PeaceBang, I knew it was just a matter of time. Today she wrote (“Why I’m getting more Calvinistic“):
I just don’t think we can’t be trusted with just plain Self-Culture in the manner that Emerson preached it, and toward which Channing and Henry Ware, Jr.’s optimistic Christianity pointed us.
Yeah, that’s what I said a while back, and which is why today I call myself a Unitarian Universalist minister (“for identification purposes only”, as they say in the petition trade) but am by no means a Unitarian. It has made me, in part, the Universalist I am today, and that was before — both logically and chronologically — I began to profess Trinitarian theology. Why the change? A matter of observation. Most theologians, lay or ordained, tend to fall in love with the philosophy that undergirds their beliefs and will often defend their philosophy even when the roof leaks and the foundation cracks. Rookies can be forgiven, if corrected, but seasoned ideologues are a menace. That’s the difference between old and mature. Christianity suffers continually this way — how else can it be used to champion every cause under the sun? Unitarian Universalism does too.
In short, Unitarian optimism starts off as reforming vision and morphs into an astigmatic blur, if a well-written and even pithy one. It doesn’t need to, but it always seem to end there. I think what PeaceBang identifies as Calvinism is the plain observation that people don’t improve automagically. Paul’s self-reflection of doing what he doesn’t want, and not doing what he wants has always read more true than protestation of self-culture. (Romans 7:19, see also 2 Corinthians 12:7) Not so much Calvinist as experiential, and there’s nothing per se un-Unitarian Universalist about that which is one reason I can stay.

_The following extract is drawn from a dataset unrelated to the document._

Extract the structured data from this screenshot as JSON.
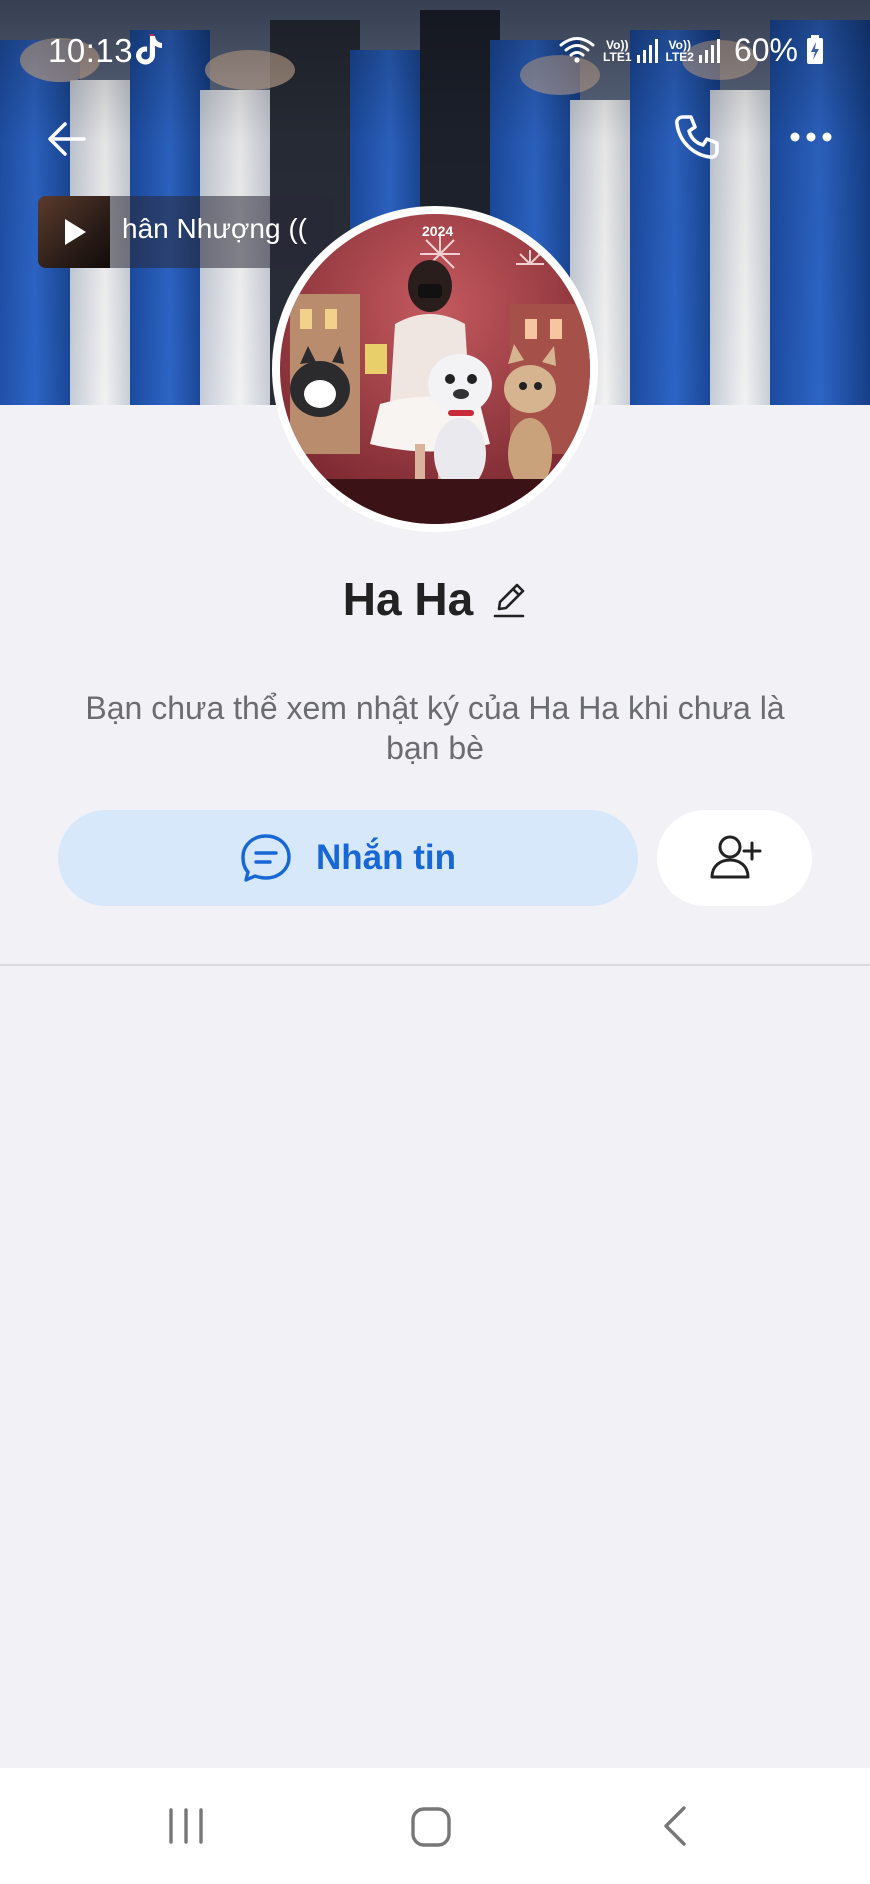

Obligatory Morrissey reference: Listen to “The Boy with a Thorn in His Side” on The Smiths album, The Queen Is Dead. (Wikipedia site) Hmm, that’s probably not a welcome sentiment in Nepal.